Is your goal TIME-sensitive?

If you aim to win a medal at the Olympics with your team, you automatically have a deadline for the coming Olympic Games (RIO2016).

You should set deadlines for all projects, ideas and goals within your sport organization. If you want to get a sponsor, you could set your deadline in 10 months, and then break this down in monthly subgoals.

 

There is of course much more to getting sponsors, but if you make it a habit, to start with making your goals/projects SMART, you will be ahead of 90% of the others in sports.

 

Readers Interview: Nahid Karimi (Iran)

In order to create an online platform to exchange information between our readers, we’ve started with interviews with our readers.

They all work in sports, and therefore have experience to share with all of us.


 

Name:        Nahid Karimi

Country:    Iran

Function within your sport organization: Project Officer Development for Olympic Solidarity Programs

Current employer: Olympic Committee of Iran

Most practiced male sport for men: Football

for women:Martial Art,s Shooting, Archery and Football

1.How did you come involved in your sport organization, and what kind of tasks/functions do you have?
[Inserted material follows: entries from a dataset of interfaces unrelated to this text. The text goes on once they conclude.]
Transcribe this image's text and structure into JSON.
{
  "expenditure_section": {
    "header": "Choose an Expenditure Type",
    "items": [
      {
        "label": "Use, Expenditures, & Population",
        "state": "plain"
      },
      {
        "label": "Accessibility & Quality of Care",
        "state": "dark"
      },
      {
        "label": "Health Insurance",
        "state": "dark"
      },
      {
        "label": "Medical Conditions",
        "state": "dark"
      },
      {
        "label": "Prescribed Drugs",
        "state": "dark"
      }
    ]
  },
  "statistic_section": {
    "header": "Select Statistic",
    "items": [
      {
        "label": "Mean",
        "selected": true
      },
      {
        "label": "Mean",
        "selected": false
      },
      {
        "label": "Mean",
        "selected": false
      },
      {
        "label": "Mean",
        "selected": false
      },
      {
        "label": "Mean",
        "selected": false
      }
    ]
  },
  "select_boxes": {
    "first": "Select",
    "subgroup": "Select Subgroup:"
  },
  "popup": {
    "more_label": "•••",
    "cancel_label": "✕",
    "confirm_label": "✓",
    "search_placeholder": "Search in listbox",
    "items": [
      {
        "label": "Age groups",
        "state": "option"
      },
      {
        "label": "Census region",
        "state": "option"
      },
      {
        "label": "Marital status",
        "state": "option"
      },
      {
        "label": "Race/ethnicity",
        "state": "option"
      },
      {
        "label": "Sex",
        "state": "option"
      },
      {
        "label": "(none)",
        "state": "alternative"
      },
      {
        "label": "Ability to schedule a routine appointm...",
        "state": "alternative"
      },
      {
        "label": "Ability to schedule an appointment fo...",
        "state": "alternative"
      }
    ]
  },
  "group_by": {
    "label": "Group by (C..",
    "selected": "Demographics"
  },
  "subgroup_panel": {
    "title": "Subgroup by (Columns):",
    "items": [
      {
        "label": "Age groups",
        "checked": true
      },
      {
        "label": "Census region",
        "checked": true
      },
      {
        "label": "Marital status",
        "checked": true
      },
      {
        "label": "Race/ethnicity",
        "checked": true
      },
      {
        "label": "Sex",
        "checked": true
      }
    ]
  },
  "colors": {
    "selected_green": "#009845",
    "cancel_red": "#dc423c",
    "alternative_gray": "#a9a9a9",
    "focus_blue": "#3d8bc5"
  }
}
I got involved by my husband at first about 16 years ago. I worked in different NOC’s departments and for the past 12 years I have been working in Olympic Solidarity department.

 

2. What is the biggest challenge you currently have?

Changing the sports managerial positions repeatedly within a short period of time.

3. People often underestimate being a volunteer working in sports management. What do you think are the most important characteristics for a volunteer responsible for sports administration?

Necessary knowledge about that specific field in sport as well as enough motivation and interest.

4. Does your sport organization make use of facebook, social media and websites ?

We make use of social media and websites. Our public relations department is mainly involved. Our websites is linked with major sport bodies of the country.

www.olympic.ir

 5. Do you have any favorite sport management resources (books, films, magazines or websites?)

Yes, books, films, and websites. We have a rich Sport Library in the National Olympic Academy of IR.IRAN

6. What is your most memorable moment in Sports?

When I conducted an O.S. Sport Administration Course for NOC’s Tajikistan 1999.

7.  How do companies and potential sponsors see your sport? And how does this affect your approach towards them?

They don’t have great interest to cooperate with us, because we have not made enough effort to present our products. We shall raise our knowledge in marketing and try harder to make known the values and benefits of our OSO.

8. What do you consider as biggest threat for your sport, and why?

Putting the sports officials who are not aware of sport management in key managerial position.


9. Where do you see your sport in 10 years? Will you still be part of the organization?

Considering the large number of knowledgeable interested persons who are active in sport area in our country, we can anticipate a bright future. Yes, I still be part of the organization

 10. What else would you like to share with the online readers of www.sportmanagement.cc ?

I believe that threats and short-comings will often give rise to greater effort by those interested individual in sport this issue was experienced in women sport of our country.